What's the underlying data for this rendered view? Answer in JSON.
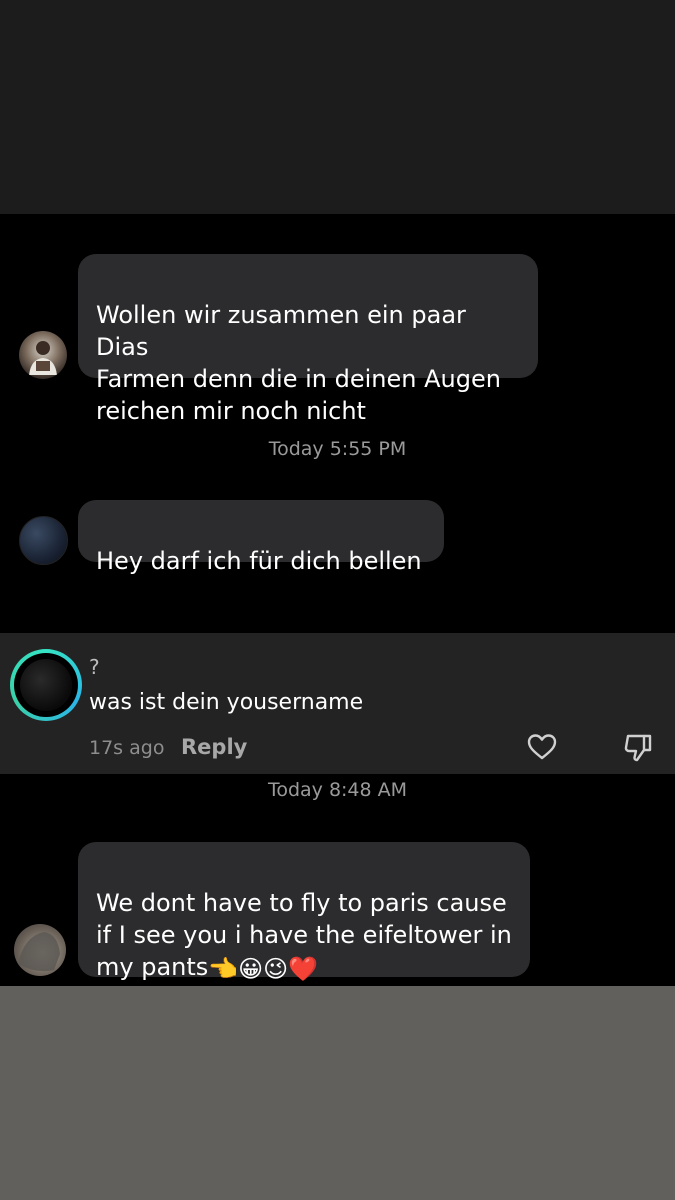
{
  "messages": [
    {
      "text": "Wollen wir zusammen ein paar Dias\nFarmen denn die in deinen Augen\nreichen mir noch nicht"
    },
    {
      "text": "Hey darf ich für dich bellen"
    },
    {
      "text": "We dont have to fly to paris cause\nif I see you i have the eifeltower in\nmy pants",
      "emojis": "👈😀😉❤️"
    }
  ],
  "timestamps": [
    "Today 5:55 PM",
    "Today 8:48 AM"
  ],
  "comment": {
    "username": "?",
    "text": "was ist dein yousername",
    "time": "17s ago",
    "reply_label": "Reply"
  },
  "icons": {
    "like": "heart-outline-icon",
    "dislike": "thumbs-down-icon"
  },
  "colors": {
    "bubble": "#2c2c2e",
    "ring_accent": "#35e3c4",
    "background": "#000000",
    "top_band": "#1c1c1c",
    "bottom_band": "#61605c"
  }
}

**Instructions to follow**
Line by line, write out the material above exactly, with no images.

**Exercise response**
What's the underlying data for this rendered view? Answer in JSON.
{
  "messages": [
    {
      "text": "Wollen wir zusammen ein paar Dias\nFarmen denn die in deinen Augen\nreichen mir noch nicht"
    },
    {
      "text": "Hey darf ich für dich bellen"
    },
    {
      "text": "We dont have to fly to paris cause\nif I see you i have the eifeltower in\nmy pants",
      "emojis": "👈😀😉❤️"
    }
  ],
  "timestamps": [
    "Today 5:55 PM",
    "Today 8:48 AM"
  ],
  "comment": {
    "username": "?",
    "text": "was ist dein yousername",
    "time": "17s ago",
    "reply_label": "Reply"
  },
  "icons": {
    "like": "heart-outline-icon",
    "dislike": "thumbs-down-icon"
  },
  "colors": {
    "bubble": "#2c2c2e",
    "ring_accent": "#35e3c4",
    "background": "#000000",
    "top_band": "#1c1c1c",
    "bottom_band": "#61605c"
  }
}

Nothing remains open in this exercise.